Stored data
★ ★ ★ ★ ★

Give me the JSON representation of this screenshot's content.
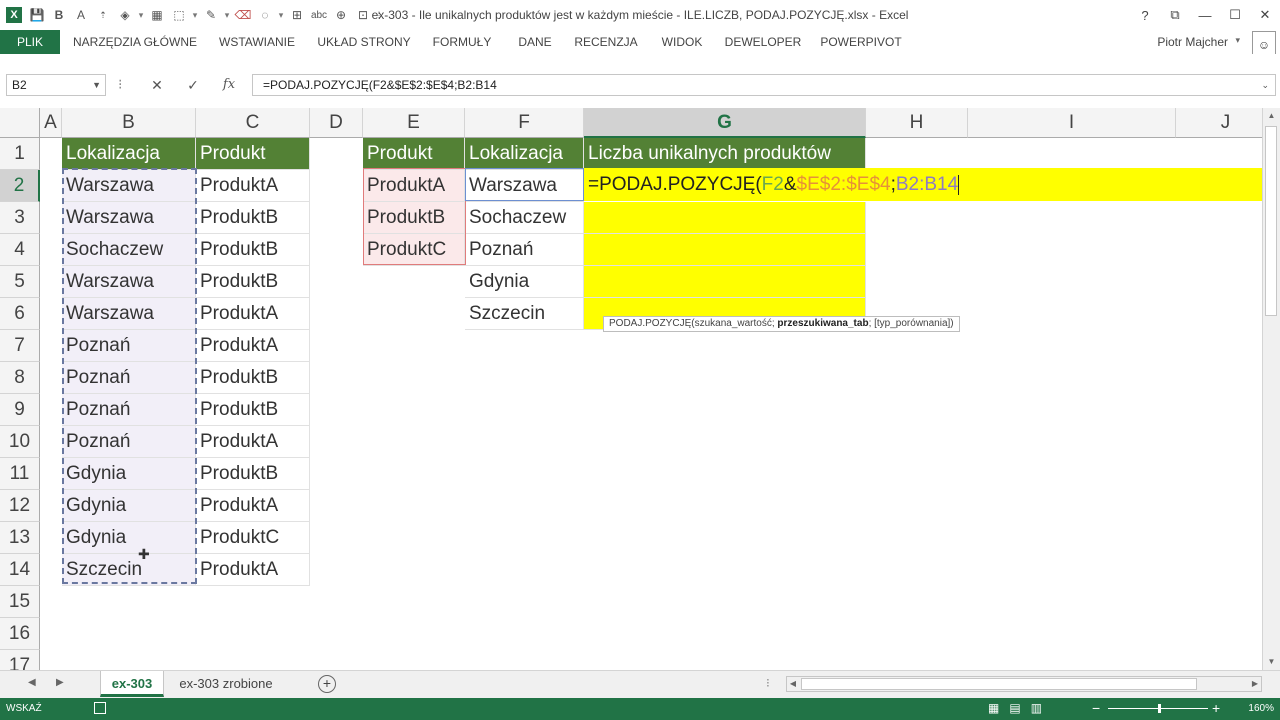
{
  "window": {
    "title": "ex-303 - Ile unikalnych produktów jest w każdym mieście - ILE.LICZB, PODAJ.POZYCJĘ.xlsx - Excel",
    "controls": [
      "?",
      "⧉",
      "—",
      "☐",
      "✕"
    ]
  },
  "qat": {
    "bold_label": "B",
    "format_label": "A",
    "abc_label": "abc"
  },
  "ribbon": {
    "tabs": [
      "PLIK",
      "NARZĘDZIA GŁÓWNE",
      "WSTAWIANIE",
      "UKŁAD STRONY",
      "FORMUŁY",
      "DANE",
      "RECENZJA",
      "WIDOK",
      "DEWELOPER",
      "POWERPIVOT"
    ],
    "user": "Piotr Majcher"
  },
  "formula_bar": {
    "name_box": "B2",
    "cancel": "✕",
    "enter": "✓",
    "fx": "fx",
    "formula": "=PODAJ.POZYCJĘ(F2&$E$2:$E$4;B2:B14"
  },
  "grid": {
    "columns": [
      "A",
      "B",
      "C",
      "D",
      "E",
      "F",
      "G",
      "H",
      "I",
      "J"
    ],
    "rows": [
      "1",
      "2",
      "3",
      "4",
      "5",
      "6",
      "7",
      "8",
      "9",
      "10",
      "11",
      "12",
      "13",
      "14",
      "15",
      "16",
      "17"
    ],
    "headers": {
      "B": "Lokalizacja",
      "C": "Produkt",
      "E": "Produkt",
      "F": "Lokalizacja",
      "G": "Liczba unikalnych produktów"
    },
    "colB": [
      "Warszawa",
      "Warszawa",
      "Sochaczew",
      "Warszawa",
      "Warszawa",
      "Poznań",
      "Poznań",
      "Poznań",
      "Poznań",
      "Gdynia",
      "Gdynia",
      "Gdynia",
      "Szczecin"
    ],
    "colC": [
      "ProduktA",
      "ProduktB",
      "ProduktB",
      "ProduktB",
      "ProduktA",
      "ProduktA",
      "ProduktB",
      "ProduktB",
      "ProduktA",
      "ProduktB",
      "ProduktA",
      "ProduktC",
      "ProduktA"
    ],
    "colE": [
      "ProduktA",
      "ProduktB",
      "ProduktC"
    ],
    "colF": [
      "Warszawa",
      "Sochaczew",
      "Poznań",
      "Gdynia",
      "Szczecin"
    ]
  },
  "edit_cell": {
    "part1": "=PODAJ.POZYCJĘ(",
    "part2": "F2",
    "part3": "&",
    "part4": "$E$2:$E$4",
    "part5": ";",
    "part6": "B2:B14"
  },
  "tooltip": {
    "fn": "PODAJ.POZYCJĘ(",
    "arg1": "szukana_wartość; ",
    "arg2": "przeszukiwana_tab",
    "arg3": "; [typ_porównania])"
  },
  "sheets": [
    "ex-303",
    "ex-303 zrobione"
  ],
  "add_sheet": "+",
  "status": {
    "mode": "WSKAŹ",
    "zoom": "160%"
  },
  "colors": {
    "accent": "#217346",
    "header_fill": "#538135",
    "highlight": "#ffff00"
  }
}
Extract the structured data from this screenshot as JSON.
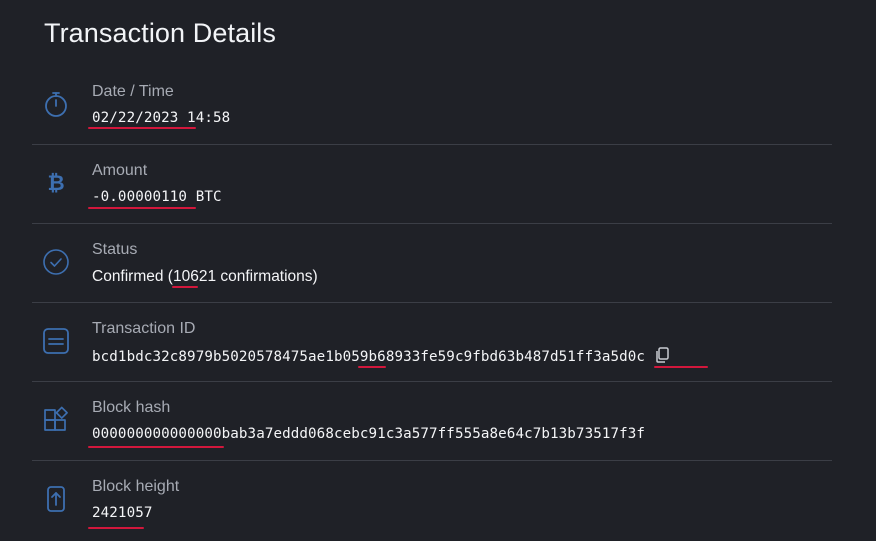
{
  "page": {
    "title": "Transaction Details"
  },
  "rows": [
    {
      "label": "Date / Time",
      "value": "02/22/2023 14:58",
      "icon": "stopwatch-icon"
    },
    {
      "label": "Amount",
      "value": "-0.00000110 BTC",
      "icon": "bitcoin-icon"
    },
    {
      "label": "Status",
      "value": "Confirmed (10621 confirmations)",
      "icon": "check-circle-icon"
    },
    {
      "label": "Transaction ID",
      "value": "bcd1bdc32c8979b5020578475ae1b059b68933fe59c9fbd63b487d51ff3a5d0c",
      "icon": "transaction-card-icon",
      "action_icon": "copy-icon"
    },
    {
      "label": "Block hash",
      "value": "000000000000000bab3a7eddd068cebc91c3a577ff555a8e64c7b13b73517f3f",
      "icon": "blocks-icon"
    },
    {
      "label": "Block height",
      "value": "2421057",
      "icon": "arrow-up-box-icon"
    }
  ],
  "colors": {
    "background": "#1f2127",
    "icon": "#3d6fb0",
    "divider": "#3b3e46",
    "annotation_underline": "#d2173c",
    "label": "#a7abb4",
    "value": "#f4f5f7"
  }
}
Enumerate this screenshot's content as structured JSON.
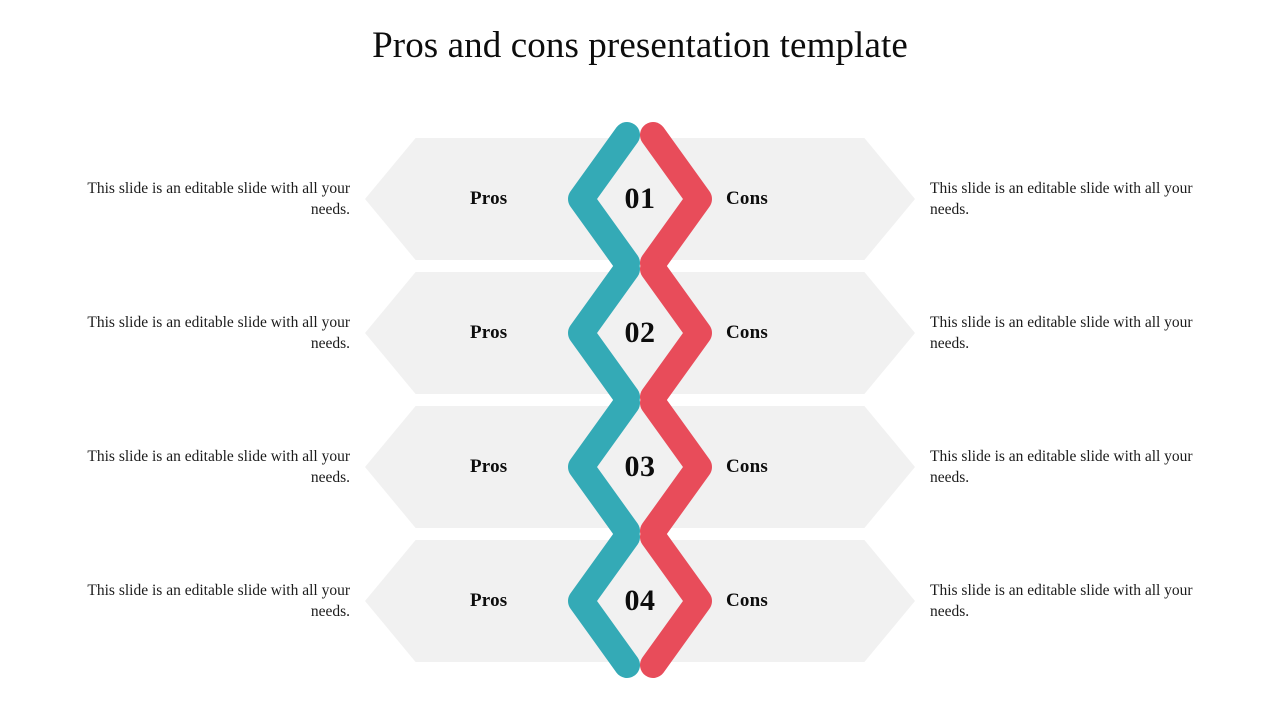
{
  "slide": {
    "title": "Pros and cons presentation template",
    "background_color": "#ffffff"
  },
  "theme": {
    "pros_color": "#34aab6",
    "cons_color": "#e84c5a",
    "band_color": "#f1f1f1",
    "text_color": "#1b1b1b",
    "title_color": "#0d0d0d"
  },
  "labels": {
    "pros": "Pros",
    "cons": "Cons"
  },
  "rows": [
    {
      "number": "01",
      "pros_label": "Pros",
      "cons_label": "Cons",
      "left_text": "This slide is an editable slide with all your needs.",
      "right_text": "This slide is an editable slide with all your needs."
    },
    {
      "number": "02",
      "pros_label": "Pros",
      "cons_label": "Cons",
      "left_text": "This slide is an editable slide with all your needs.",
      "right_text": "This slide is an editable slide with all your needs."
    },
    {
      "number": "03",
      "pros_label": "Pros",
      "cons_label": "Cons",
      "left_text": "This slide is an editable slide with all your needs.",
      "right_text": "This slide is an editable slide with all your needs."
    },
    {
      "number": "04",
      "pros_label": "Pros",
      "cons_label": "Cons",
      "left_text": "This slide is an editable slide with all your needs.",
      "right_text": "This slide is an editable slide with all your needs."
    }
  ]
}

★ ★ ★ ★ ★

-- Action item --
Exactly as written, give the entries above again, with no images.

-- Solution for this exercise --
Give me the JSON representation of this screenshot's content.
{
  "window": {
    "title": "ex-303 - Ile unikalnych produktów jest w każdym mieście - ILE.LICZB, PODAJ.POZYCJĘ.xlsx - Excel",
    "controls": [
      "?",
      "⧉",
      "—",
      "☐",
      "✕"
    ]
  },
  "qat": {
    "bold_label": "B",
    "format_label": "A",
    "abc_label": "abc"
  },
  "ribbon": {
    "tabs": [
      "PLIK",
      "NARZĘDZIA GŁÓWNE",
      "WSTAWIANIE",
      "UKŁAD STRONY",
      "FORMUŁY",
      "DANE",
      "RECENZJA",
      "WIDOK",
      "DEWELOPER",
      "POWERPIVOT"
    ],
    "user": "Piotr Majcher"
  },
  "formula_bar": {
    "name_box": "B2",
    "cancel": "✕",
    "enter": "✓",
    "fx": "fx",
    "formula": "=PODAJ.POZYCJĘ(F2&$E$2:$E$4;B2:B14"
  },
  "grid": {
    "columns": [
      "A",
      "B",
      "C",
      "D",
      "E",
      "F",
      "G",
      "H",
      "I",
      "J"
    ],
    "rows": [
      "1",
      "2",
      "3",
      "4",
      "5",
      "6",
      "7",
      "8",
      "9",
      "10",
      "11",
      "12",
      "13",
      "14",
      "15",
      "16",
      "17"
    ],
    "headers": {
      "B": "Lokalizacja",
      "C": "Produkt",
      "E": "Produkt",
      "F": "Lokalizacja",
      "G": "Liczba unikalnych produktów"
    },
    "colB": [
      "Warszawa",
      "Warszawa",
      "Sochaczew",
      "Warszawa",
      "Warszawa",
      "Poznań",
      "Poznań",
      "Poznań",
      "Poznań",
      "Gdynia",
      "Gdynia",
      "Gdynia",
      "Szczecin"
    ],
    "colC": [
      "ProduktA",
      "ProduktB",
      "ProduktB",
      "ProduktB",
      "ProduktA",
      "ProduktA",
      "ProduktB",
      "ProduktB",
      "ProduktA",
      "ProduktB",
      "ProduktA",
      "ProduktC",
      "ProduktA"
    ],
    "colE": [
      "ProduktA",
      "ProduktB",
      "ProduktC"
    ],
    "colF": [
      "Warszawa",
      "Sochaczew",
      "Poznań",
      "Gdynia",
      "Szczecin"
    ]
  },
  "edit_cell": {
    "part1": "=PODAJ.POZYCJĘ(",
    "part2": "F2",
    "part3": "&",
    "part4": "$E$2:$E$4",
    "part5": ";",
    "part6": "B2:B14"
  },
  "tooltip": {
    "fn": "PODAJ.POZYCJĘ(",
    "arg1": "szukana_wartość; ",
    "arg2": "przeszukiwana_tab",
    "arg3": "; [typ_porównania])"
  },
  "sheets": [
    "ex-303",
    "ex-303 zrobione"
  ],
  "add_sheet": "+",
  "status": {
    "mode": "WSKAŹ",
    "zoom": "160%"
  },
  "colors": {
    "accent": "#217346",
    "header_fill": "#538135",
    "highlight": "#ffff00"
  }
}
Extract the structured data from this screenshot as JSON.
{
  "page": {
    "title": "Transaction Details"
  },
  "rows": [
    {
      "label": "Date / Time",
      "value": "02/22/2023 14:58",
      "icon": "stopwatch-icon"
    },
    {
      "label": "Amount",
      "value": "-0.00000110 BTC",
      "icon": "bitcoin-icon"
    },
    {
      "label": "Status",
      "value": "Confirmed (10621 confirmations)",
      "icon": "check-circle-icon"
    },
    {
      "label": "Transaction ID",
      "value": "bcd1bdc32c8979b5020578475ae1b059b68933fe59c9fbd63b487d51ff3a5d0c",
      "icon": "transaction-card-icon",
      "action_icon": "copy-icon"
    },
    {
      "label": "Block hash",
      "value": "000000000000000bab3a7eddd068cebc91c3a577ff555a8e64c7b13b73517f3f",
      "icon": "blocks-icon"
    },
    {
      "label": "Block height",
      "value": "2421057",
      "icon": "arrow-up-box-icon"
    }
  ],
  "colors": {
    "background": "#1f2127",
    "icon": "#3d6fb0",
    "divider": "#3b3e46",
    "annotation_underline": "#d2173c",
    "label": "#a7abb4",
    "value": "#f4f5f7"
  }
}
Enumerate this screenshot's content as structured JSON.
{
  "slide": {
    "title": "Pros and cons presentation template",
    "background_color": "#ffffff"
  },
  "theme": {
    "pros_color": "#34aab6",
    "cons_color": "#e84c5a",
    "band_color": "#f1f1f1",
    "text_color": "#1b1b1b",
    "title_color": "#0d0d0d"
  },
  "labels": {
    "pros": "Pros",
    "cons": "Cons"
  },
  "rows": [
    {
      "number": "01",
      "pros_label": "Pros",
      "cons_label": "Cons",
      "left_text": "This slide is an editable slide with all your needs.",
      "right_text": "This slide is an editable slide with all your needs."
    },
    {
      "number": "02",
      "pros_label": "Pros",
      "cons_label": "Cons",
      "left_text": "This slide is an editable slide with all your needs.",
      "right_text": "This slide is an editable slide with all your needs."
    },
    {
      "number": "03",
      "pros_label": "Pros",
      "cons_label": "Cons",
      "left_text": "This slide is an editable slide with all your needs.",
      "right_text": "This slide is an editable slide with all your needs."
    },
    {
      "number": "04",
      "pros_label": "Pros",
      "cons_label": "Cons",
      "left_text": "This slide is an editable slide with all your needs.",
      "right_text": "This slide is an editable slide with all your needs."
    }
  ]
}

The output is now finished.